- _YOUR TASK_: Lines below that hold the word "JSON" must be copied in full.

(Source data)
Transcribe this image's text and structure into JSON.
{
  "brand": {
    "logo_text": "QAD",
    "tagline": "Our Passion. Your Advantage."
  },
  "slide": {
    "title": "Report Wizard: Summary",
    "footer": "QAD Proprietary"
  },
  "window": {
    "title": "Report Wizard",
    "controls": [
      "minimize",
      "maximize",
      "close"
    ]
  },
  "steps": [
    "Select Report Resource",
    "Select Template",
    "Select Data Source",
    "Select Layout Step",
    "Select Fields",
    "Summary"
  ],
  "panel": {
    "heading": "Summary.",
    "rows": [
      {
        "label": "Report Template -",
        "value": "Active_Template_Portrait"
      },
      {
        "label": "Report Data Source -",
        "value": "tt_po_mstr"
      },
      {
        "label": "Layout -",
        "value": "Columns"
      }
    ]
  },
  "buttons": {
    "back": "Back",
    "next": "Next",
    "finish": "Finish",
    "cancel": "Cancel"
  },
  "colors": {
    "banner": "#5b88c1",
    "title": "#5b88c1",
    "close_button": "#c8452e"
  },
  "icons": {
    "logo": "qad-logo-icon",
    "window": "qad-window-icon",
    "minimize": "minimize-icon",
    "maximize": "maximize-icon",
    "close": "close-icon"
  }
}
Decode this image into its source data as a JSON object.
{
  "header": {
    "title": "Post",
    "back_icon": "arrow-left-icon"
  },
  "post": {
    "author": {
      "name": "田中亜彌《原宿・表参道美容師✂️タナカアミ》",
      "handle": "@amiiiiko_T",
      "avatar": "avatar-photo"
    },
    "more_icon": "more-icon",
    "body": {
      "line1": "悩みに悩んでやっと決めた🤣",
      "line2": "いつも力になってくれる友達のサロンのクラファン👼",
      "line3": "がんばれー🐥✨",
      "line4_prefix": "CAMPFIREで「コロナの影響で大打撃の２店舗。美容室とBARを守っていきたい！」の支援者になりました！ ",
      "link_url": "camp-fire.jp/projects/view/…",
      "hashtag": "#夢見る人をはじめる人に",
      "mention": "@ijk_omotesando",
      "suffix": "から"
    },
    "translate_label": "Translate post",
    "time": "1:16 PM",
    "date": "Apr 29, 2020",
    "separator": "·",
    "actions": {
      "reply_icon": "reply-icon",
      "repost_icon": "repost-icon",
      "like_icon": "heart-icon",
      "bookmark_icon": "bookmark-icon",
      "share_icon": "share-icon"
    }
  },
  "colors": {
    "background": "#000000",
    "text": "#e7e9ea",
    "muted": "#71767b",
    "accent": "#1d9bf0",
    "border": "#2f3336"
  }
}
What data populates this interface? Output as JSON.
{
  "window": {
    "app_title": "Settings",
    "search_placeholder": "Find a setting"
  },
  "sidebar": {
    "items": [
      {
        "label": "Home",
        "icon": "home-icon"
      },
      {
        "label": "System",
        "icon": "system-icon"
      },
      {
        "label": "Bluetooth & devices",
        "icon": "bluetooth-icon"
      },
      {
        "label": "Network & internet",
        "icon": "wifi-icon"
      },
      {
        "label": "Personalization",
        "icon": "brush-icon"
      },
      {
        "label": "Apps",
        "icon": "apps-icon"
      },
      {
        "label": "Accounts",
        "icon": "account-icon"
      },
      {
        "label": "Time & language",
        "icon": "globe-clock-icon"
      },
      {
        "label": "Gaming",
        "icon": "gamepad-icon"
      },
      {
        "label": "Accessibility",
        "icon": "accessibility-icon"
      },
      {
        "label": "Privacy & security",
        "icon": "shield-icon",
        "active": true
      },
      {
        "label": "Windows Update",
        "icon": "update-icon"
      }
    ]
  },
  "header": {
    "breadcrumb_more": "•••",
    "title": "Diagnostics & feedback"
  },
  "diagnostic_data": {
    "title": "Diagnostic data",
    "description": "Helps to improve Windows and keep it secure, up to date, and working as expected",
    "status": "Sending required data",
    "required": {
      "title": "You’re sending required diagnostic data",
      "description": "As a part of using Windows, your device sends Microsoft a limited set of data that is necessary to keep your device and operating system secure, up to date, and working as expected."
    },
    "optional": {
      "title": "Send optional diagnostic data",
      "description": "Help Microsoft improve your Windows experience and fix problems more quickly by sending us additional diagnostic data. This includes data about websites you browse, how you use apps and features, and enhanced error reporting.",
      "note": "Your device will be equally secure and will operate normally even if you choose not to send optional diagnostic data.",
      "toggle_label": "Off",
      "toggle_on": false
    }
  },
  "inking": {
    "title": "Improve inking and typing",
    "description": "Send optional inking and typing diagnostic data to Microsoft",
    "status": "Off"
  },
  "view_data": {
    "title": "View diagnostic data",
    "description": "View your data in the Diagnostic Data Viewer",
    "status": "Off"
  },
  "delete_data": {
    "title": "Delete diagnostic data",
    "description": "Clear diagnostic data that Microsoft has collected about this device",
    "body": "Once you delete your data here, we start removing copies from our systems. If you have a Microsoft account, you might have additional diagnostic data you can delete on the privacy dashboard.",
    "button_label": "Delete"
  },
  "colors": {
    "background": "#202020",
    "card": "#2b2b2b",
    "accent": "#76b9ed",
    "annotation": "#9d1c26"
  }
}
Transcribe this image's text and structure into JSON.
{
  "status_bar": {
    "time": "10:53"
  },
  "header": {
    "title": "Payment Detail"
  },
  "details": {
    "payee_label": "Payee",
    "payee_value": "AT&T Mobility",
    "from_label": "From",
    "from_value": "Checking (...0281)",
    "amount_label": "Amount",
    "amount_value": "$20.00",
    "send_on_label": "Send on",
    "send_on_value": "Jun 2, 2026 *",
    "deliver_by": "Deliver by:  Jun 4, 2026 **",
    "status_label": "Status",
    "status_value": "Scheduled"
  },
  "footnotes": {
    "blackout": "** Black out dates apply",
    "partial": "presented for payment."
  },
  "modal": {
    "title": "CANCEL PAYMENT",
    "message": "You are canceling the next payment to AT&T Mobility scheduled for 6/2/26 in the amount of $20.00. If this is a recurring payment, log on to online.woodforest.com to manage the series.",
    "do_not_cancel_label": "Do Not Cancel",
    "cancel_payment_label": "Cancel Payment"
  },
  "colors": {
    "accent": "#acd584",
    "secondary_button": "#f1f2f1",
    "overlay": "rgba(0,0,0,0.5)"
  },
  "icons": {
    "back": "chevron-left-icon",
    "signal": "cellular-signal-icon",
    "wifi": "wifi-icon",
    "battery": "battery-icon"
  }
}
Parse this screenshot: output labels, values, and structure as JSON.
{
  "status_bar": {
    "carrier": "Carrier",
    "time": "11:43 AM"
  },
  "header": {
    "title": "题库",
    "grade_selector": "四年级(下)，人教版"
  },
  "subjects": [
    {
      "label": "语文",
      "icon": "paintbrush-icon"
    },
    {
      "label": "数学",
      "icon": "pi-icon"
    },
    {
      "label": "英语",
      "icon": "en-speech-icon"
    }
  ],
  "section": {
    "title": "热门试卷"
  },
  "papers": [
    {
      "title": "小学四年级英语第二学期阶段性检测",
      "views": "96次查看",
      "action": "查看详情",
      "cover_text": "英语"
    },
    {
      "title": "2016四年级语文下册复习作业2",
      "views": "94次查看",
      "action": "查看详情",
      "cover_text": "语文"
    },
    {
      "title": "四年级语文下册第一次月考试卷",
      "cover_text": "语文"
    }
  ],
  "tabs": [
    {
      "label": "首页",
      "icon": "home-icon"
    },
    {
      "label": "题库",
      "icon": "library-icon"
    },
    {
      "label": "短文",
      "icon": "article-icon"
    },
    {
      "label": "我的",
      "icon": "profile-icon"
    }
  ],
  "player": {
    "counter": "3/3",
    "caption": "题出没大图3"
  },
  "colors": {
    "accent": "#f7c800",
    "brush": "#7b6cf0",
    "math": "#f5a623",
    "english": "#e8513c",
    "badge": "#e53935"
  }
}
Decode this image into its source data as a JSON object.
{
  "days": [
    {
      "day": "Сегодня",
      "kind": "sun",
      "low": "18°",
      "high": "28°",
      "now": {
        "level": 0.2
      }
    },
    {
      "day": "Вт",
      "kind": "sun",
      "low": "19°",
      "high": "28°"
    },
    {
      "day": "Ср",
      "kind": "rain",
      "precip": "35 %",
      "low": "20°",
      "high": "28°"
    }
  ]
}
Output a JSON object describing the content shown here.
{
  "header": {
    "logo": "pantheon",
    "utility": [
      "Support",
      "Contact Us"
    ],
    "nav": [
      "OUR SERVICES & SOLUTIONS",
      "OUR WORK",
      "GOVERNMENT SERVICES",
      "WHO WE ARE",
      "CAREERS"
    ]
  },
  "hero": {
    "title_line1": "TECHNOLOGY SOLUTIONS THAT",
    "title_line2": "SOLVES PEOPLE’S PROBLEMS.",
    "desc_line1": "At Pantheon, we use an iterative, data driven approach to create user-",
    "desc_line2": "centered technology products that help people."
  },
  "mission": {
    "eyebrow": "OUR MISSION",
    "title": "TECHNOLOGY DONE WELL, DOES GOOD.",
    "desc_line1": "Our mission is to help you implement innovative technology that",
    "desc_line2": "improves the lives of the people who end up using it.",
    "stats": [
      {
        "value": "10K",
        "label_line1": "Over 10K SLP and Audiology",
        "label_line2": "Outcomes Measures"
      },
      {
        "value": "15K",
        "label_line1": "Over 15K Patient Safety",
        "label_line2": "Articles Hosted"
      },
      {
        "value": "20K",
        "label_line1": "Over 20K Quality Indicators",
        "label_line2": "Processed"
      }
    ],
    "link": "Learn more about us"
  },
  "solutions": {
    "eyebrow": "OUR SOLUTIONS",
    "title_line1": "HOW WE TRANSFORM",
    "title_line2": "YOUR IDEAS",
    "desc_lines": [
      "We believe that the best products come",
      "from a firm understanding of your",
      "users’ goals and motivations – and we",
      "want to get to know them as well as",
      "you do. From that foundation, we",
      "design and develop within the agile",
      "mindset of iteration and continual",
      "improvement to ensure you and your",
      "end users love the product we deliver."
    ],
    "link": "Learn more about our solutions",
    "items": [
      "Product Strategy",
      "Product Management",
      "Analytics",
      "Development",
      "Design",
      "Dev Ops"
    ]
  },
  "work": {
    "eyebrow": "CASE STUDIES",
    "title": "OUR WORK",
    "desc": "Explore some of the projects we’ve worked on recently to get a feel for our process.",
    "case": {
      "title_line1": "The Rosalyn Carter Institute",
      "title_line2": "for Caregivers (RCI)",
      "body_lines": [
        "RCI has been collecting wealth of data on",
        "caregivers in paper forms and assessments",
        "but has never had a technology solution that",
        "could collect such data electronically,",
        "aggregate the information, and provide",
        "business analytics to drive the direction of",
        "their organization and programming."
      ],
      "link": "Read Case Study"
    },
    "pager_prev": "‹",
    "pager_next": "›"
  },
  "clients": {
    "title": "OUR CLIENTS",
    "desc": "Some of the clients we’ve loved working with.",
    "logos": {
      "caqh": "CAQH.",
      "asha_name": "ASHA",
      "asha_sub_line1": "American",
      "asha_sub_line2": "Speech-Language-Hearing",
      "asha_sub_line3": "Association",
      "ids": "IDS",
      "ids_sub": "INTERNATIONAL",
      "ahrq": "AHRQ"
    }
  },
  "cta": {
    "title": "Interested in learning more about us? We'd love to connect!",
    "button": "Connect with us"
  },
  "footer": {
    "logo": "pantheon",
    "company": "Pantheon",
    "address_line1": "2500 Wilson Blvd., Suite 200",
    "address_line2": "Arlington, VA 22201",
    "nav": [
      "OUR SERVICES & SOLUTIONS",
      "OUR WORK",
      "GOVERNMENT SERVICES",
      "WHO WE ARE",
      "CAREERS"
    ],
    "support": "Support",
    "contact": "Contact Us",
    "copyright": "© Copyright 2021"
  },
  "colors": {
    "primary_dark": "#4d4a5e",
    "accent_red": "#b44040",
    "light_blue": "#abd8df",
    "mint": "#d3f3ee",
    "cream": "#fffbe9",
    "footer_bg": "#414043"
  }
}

- _SOLUTION TO THIS TASK_:
Transcribe this image's text and structure into JSON.
Decode this image into its source data as a JSON object.
What data populates this interface? Output as JSON.
Transcribe this image's text and structure into JSON.
Parse this screenshot: output labels, values, and structure as JSON.
Decode this image into its source data as a JSON object.
Output a JSON object describing the content shown here.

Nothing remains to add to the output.